Today, July 15, Trudeau has since adapted his tone, condemning the actions of Diaz-Canel:
“We’re deeply concerned by the violent crackdown on protests by the Cuban regime,” Trudeau said after making an aerospace announcement in Montreal on Thursday. “We condemn the arrests and repression by the authorities of peaceful demonstrators. Cubans have the right to express themselves and to have their voices heard.”
Canada & Cuba:
Throughout the 1959 revolution which swept Fidel Castro to power, and almost brought the U.S. and Russia to nuclear war, Canada maintained its ties to Cuba. Before the pandemic hit in 2020, Canada had apparently sent more tourists to the island than any other country.
It was seen in the past that then-Prime Minister Pierre Elliott Trudeau shared a philosophical approach to governance with Fidel Castro. The long-time Cuban leader was a pallbearer at Pierre Trudeau’s funeral in 1984.
Upon the death of Cuba’s president, Justin Trudeau had this to say:

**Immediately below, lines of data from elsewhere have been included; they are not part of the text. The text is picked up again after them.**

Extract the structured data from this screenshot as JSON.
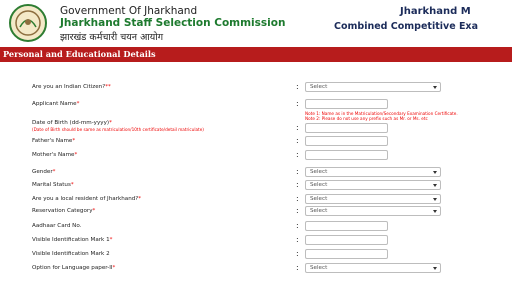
{
  "header": {
    "org_line1": "Government Of Jharkhand",
    "org_line2": "Jharkhand Staff Selection Commission",
    "org_line3": "झारखंड कर्मचारी चयन आयोग",
    "right_line1": "Jharkhand M",
    "right_line2": "Combined Competitive Exa"
  },
  "section": {
    "title": "Personal and Educational Details"
  },
  "fields": {
    "citizen": {
      "label": "Are you an Indian Citizen?",
      "value": "Select"
    },
    "name": {
      "label": "Applicant Name",
      "note1": "Note 1: Name as in the Matriculation/Secondary Examination Certificate.",
      "note2": "Note 2: Please do not use any prefix such as Mr. or Ms. etc"
    },
    "dob": {
      "label": "Date of Birth (dd-mm-yyyy)",
      "sub": "(Date of Birth should be same as matriculation/10th certificate/detail matriculate)"
    },
    "father": {
      "label": "Father's Name"
    },
    "mother": {
      "label": "Mother's Name"
    },
    "gender": {
      "label": "Gender",
      "value": "Select"
    },
    "marital": {
      "label": "Marital Status",
      "value": "Select"
    },
    "resident": {
      "label": "Are you a local resident of Jharkhand?",
      "value": "Select"
    },
    "category": {
      "label": "Reservation Category",
      "value": "Select"
    },
    "aadhaar": {
      "label": "Aadhaar Card No."
    },
    "mark1": {
      "label": "Visible Identification Mark 1"
    },
    "mark2": {
      "label": "Visible Identification Mark 2"
    },
    "language": {
      "label": "Option for Language paper-II",
      "value": "Select"
    }
  },
  "required_marker": "*",
  "colon": ":",
  "colors": {
    "bar": "#b71c1c",
    "title_green": "#1d7a2e",
    "title_navy": "#1c2c5a",
    "required": "#e00000"
  },
  "icons": {
    "emblem": "jharkhand-emblem",
    "select_arrow": "chevron-down-icon"
  }
}
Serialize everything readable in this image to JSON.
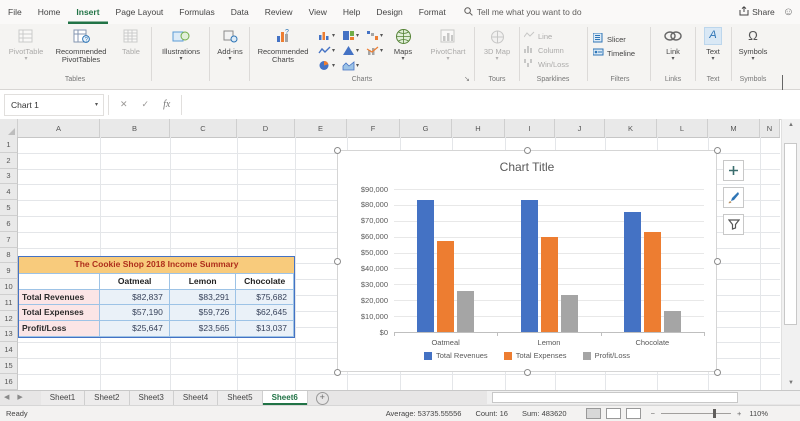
{
  "app": {
    "share_label": "Share",
    "search_placeholder": "Tell me what you want to do"
  },
  "tabs": {
    "items": [
      "File",
      "Home",
      "Insert",
      "Page Layout",
      "Formulas",
      "Data",
      "Review",
      "View",
      "Help",
      "Design",
      "Format"
    ],
    "active": "Insert"
  },
  "ribbon": {
    "tables_group": "Tables",
    "pivottable": "PivotTable",
    "recommended_pivottables": "Recommended PivotTables",
    "table": "Table",
    "illustrations": "Illustrations",
    "addins": "Add-ins",
    "charts_group": "Charts",
    "recommended_charts": "Recommended Charts",
    "maps": "Maps",
    "pivotchart": "PivotChart",
    "tours_group": "Tours",
    "map3d": "3D Map",
    "sparklines_group": "Sparklines",
    "spark_line": "Line",
    "spark_column": "Column",
    "spark_winloss": "Win/Loss",
    "filters_group": "Filters",
    "slicer": "Slicer",
    "timeline": "Timeline",
    "links_group": "Links",
    "link": "Link",
    "text_group": "Text",
    "text": "Text",
    "symbols_group": "Symbols",
    "symbols": "Symbols"
  },
  "formula_bar": {
    "name_box": "Chart 1",
    "fx": "fx"
  },
  "sheet": {
    "columns": [
      "A",
      "B",
      "C",
      "D",
      "E",
      "F",
      "G",
      "H",
      "I",
      "J",
      "K",
      "L",
      "M",
      "N"
    ],
    "row_count": 17,
    "table": {
      "title": "The Cookie Shop 2018 Income Summary",
      "col_headers": [
        "Oatmeal",
        "Lemon",
        "Chocolate"
      ],
      "rows": [
        {
          "label": "Total Revenues",
          "values": [
            "$82,837",
            "$83,291",
            "$75,682"
          ]
        },
        {
          "label": "Total Expenses",
          "values": [
            "$57,190",
            "$59,726",
            "$62,645"
          ]
        },
        {
          "label": "Profit/Loss",
          "values": [
            "$25,647",
            "$23,565",
            "$13,037"
          ]
        }
      ]
    }
  },
  "chart_data": {
    "type": "bar",
    "title": "Chart Title",
    "categories": [
      "Oatmeal",
      "Lemon",
      "Chocolate"
    ],
    "series": [
      {
        "name": "Total Revenues",
        "color": "#4472C4",
        "values": [
          82837,
          83291,
          75682
        ]
      },
      {
        "name": "Total Expenses",
        "color": "#ED7D31",
        "values": [
          57190,
          59726,
          62645
        ]
      },
      {
        "name": "Profit/Loss",
        "color": "#A5A5A5",
        "values": [
          25647,
          23565,
          13037
        ]
      }
    ],
    "ylim": [
      0,
      90000
    ],
    "ytick_step": 10000,
    "ytick_labels": [
      "$0",
      "$10,000",
      "$20,000",
      "$30,000",
      "$40,000",
      "$50,000",
      "$60,000",
      "$70,000",
      "$80,000",
      "$90,000"
    ],
    "grid": true,
    "legend_position": "bottom"
  },
  "sheet_tabs": {
    "items": [
      "Sheet1",
      "Sheet2",
      "Sheet3",
      "Sheet4",
      "Sheet5",
      "Sheet6"
    ],
    "active": "Sheet6"
  },
  "status_bar": {
    "mode": "Ready",
    "average": "Average: 53735.55556",
    "count": "Count: 16",
    "sum": "Sum: 483620",
    "zoom_level": "110%"
  },
  "colors": {
    "excel_green": "#217346",
    "title_fill": "#F8CB7C",
    "title_text": "#AE2E1C",
    "label_fill": "#FBE5E6",
    "value_fill": "#EAF1F8",
    "range_border": "#4472C4"
  }
}
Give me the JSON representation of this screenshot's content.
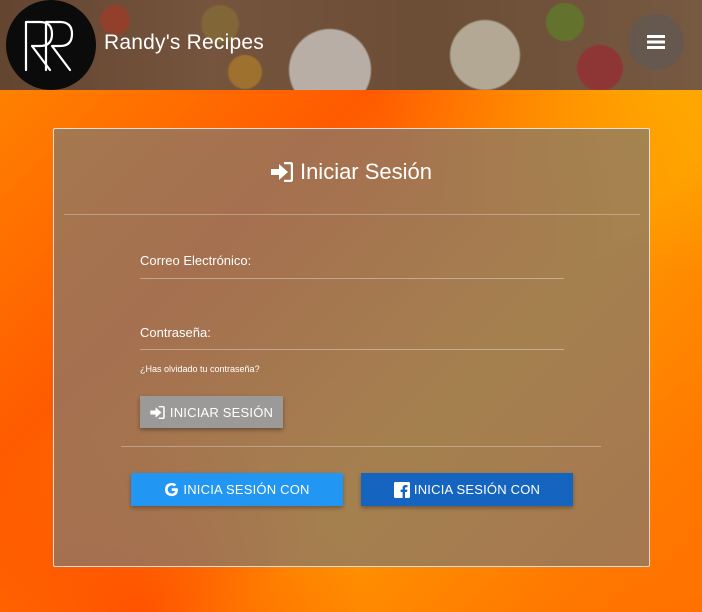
{
  "header": {
    "site_title": "Randy's Recipes",
    "logo_text": "RR",
    "menu_icon": "hamburger-menu-icon"
  },
  "login": {
    "title": "Iniciar Sesión",
    "title_icon": "sign-in-icon",
    "email_label": "Correo Electrónico:",
    "email_value": "",
    "password_label": "Contraseña:",
    "password_value": "",
    "forgot_link": "¿Has olvidado tu contraseña?",
    "submit_label": "INICIAR SESIÓN",
    "google_label": "INICIA SESIÓN CON",
    "google_icon": "google-icon",
    "facebook_label": "INICIA SESIÓN CON",
    "facebook_icon": "facebook-icon"
  },
  "colors": {
    "google": "#2196f3",
    "facebook": "#1565c0",
    "background": "#ff7a00"
  }
}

“It is with deep sorrow that I learned today of the death of Cuba’s longest serving President. Fidel Castro was a larger than life leader who served his people for almost half a century. A legendary revolutionary and orator, Mr. Castro made significant improvements to the education and healthcare of his island nation.”
Trudeau was greeted by the current Cuban leader at the airport during a 2016 visit to Cuba.
A statement from the Global Affairs Canada website reads: “Canada and Cuba enjoy a broad and diverse relationship built on a long history of mutually beneficial engagement, important and growing economic and commercial relations, and strong people-to-people ties across a wide range of sectors and interests.”